From the entries that follow, report every line in which "icon" occurs.

========================================================================

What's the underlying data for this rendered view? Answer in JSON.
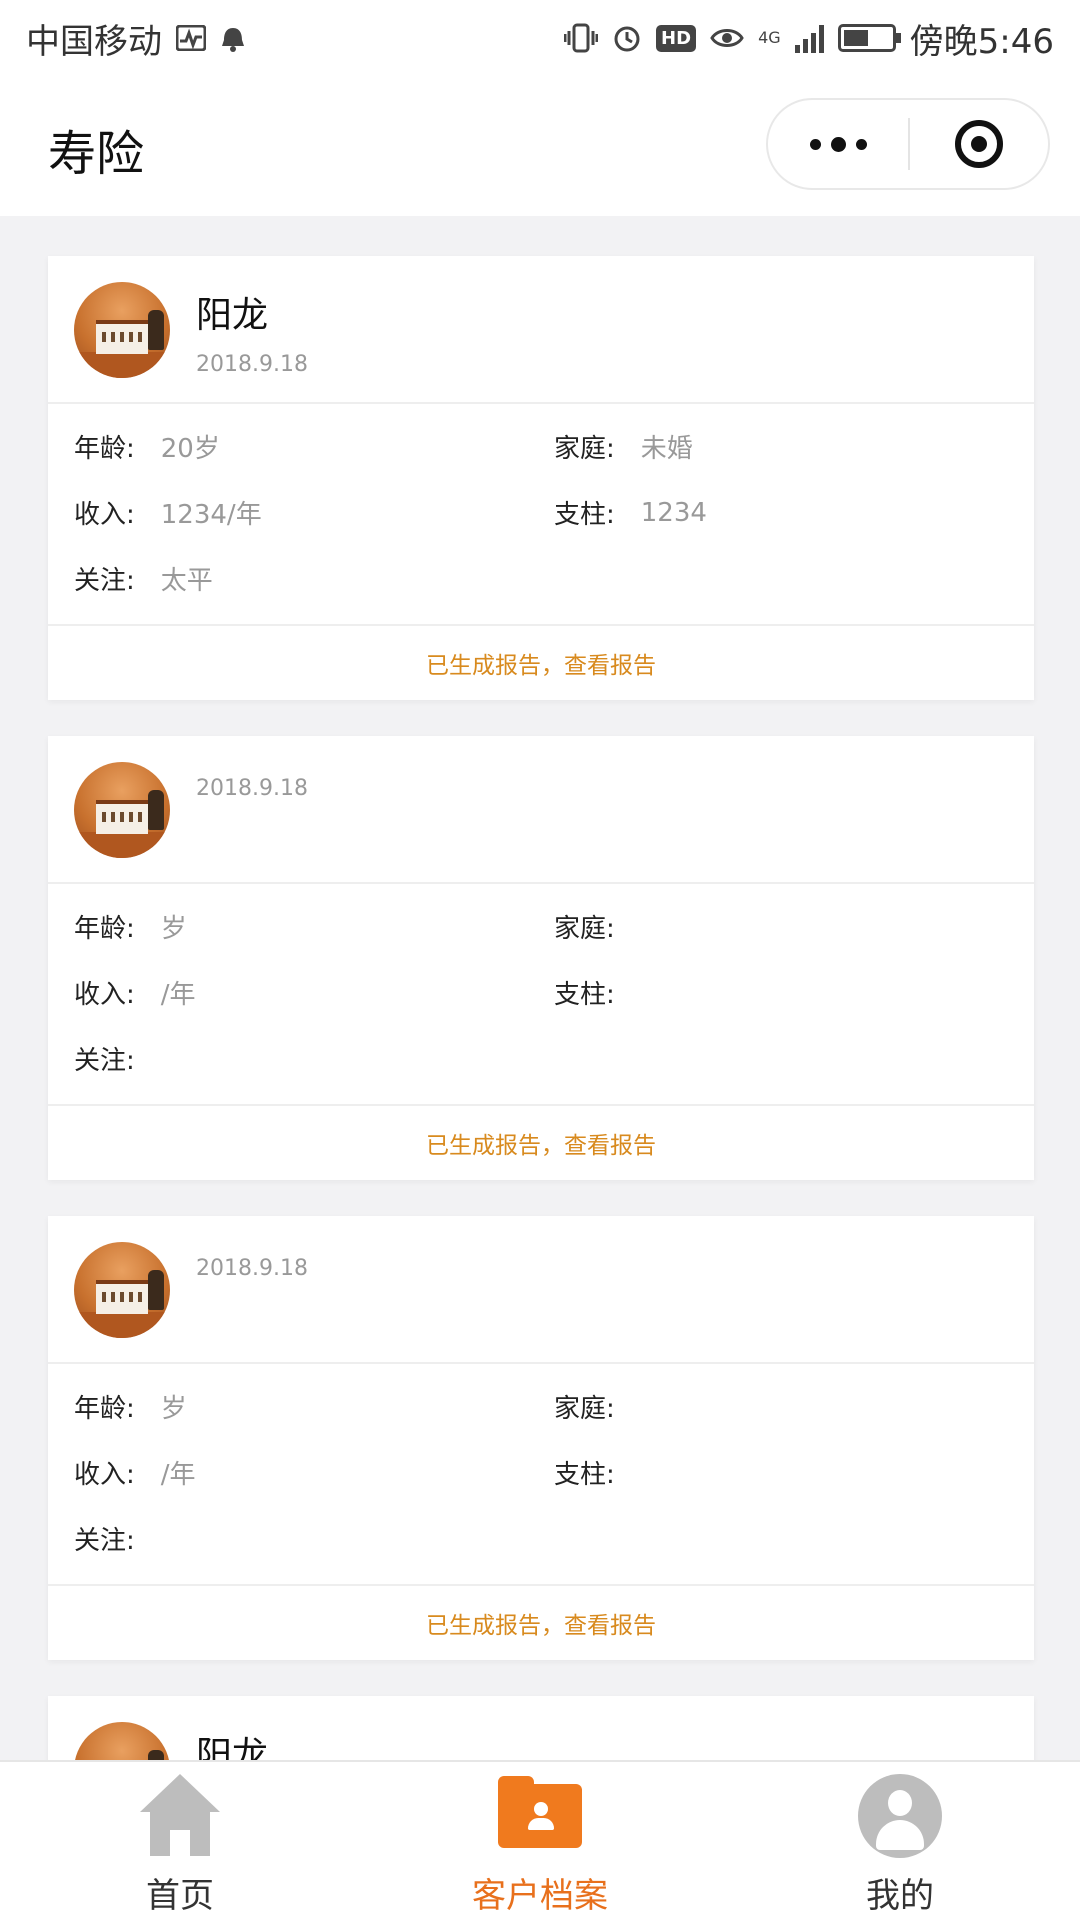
{
  "status_bar": {
    "carrier": "中国移动",
    "network": "4G",
    "hd": "HD",
    "time": "傍晚5:46"
  },
  "header": {
    "title": "寿险"
  },
  "cards": [
    {
      "name": "阳龙",
      "date": "2018.9.18",
      "age_label": "年龄:",
      "age_value": "20岁",
      "family_label": "家庭:",
      "family_value": "未婚",
      "income_label": "收入:",
      "income_value": "1234/年",
      "expense_label": "支柱:",
      "expense_value": "1234",
      "focus_label": "关注:",
      "focus_value": "太平",
      "report_link": "已生成报告，查看报告"
    },
    {
      "name": "",
      "date": "2018.9.18",
      "age_label": "年龄:",
      "age_value": "岁",
      "family_label": "家庭:",
      "family_value": "",
      "income_label": "收入:",
      "income_value": "/年",
      "expense_label": "支柱:",
      "expense_value": "",
      "focus_label": "关注:",
      "focus_value": "",
      "report_link": "已生成报告，查看报告"
    },
    {
      "name": "",
      "date": "2018.9.18",
      "age_label": "年龄:",
      "age_value": "岁",
      "family_label": "家庭:",
      "family_value": "",
      "income_label": "收入:",
      "income_value": "/年",
      "expense_label": "支柱:",
      "expense_value": "",
      "focus_label": "关注:",
      "focus_value": "",
      "report_link": "已生成报告，查看报告"
    },
    {
      "name": "阳龙"
    }
  ],
  "tab_bar": {
    "tabs": [
      {
        "label": "首页",
        "icon": "home-icon"
      },
      {
        "label": "客户档案",
        "icon": "folder-person-icon"
      },
      {
        "label": "我的",
        "icon": "user-icon"
      }
    ],
    "active_color": "#e8701c"
  },
  "colors": {
    "accent": "#f07a1e",
    "link": "#d88a1e",
    "muted": "#999999"
  }
}
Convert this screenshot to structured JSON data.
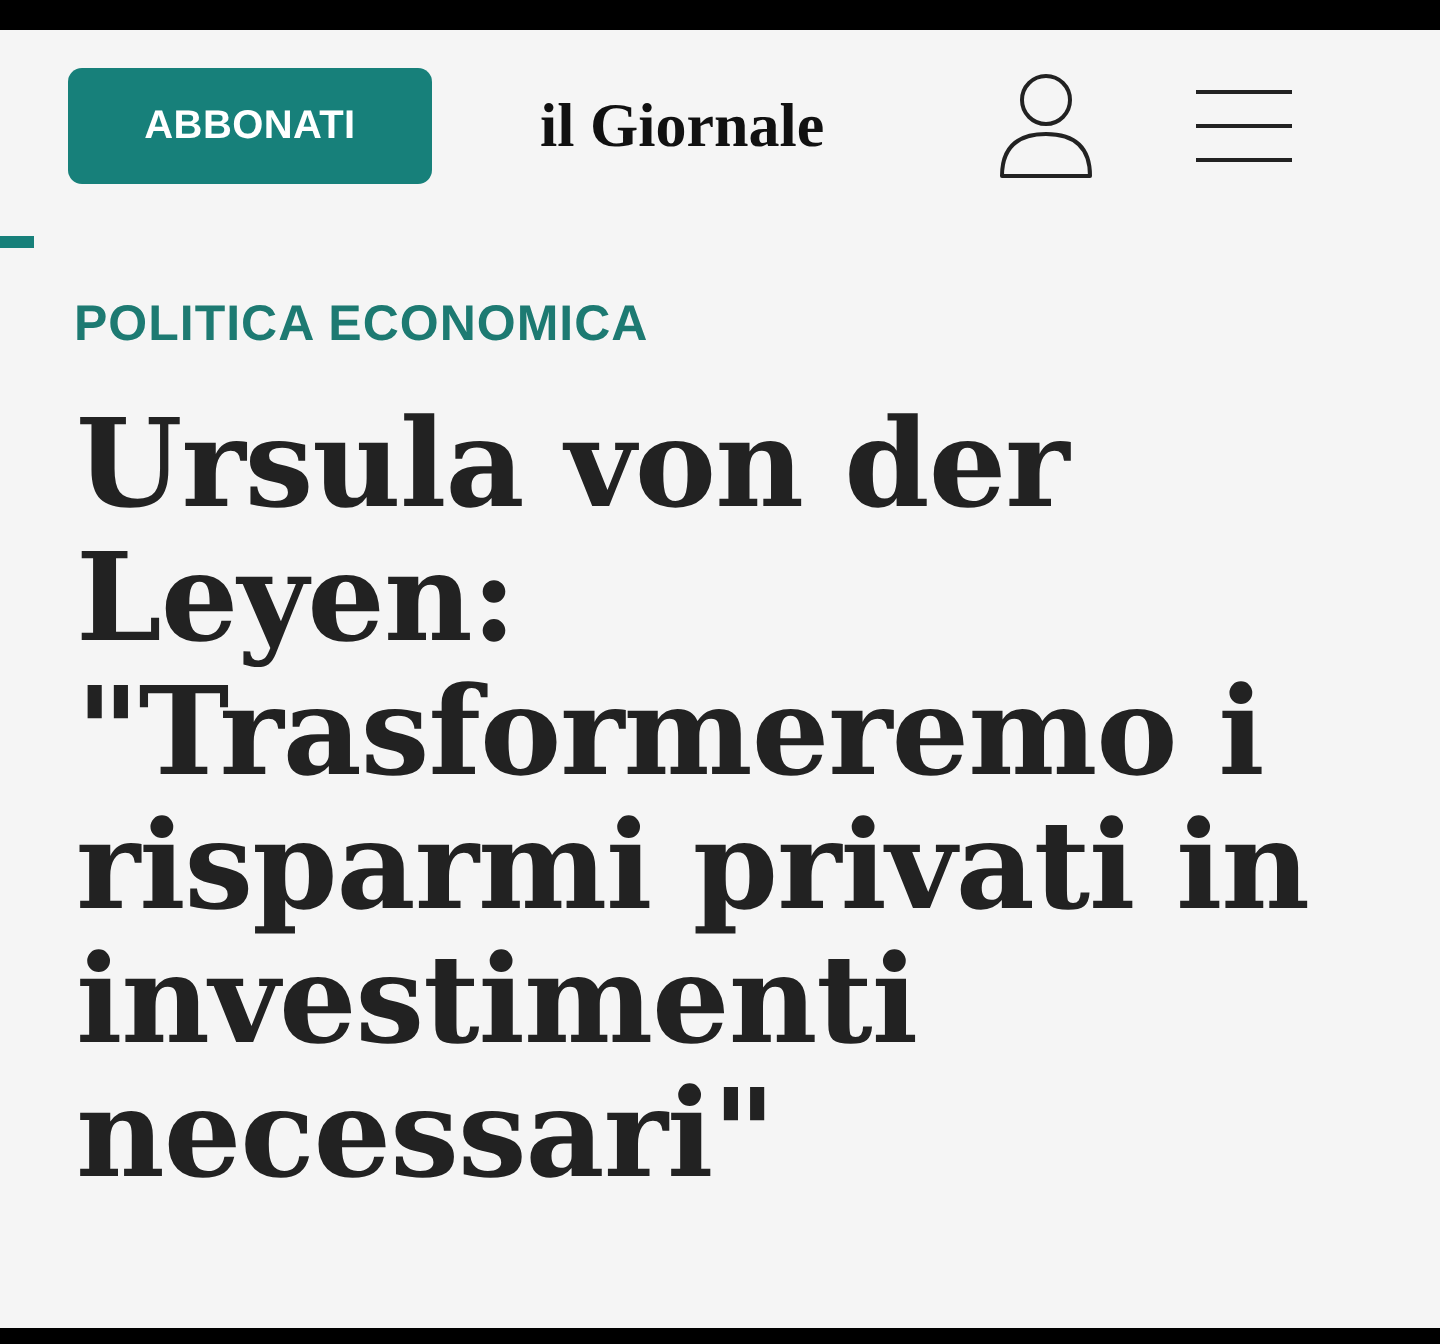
{
  "header": {
    "subscribe_button": "ABBONATI",
    "logo": "il Giornale"
  },
  "article": {
    "category": "POLITICA ECONOMICA",
    "headline": "Ursula von der Leyen: \"Trasformeremo i risparmi privati in investimenti necessari\""
  }
}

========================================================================

• ANSWER BELOW:
        "icon": "home-icon"
        "icon": "folder-person-icon"
        "icon": "user-icon"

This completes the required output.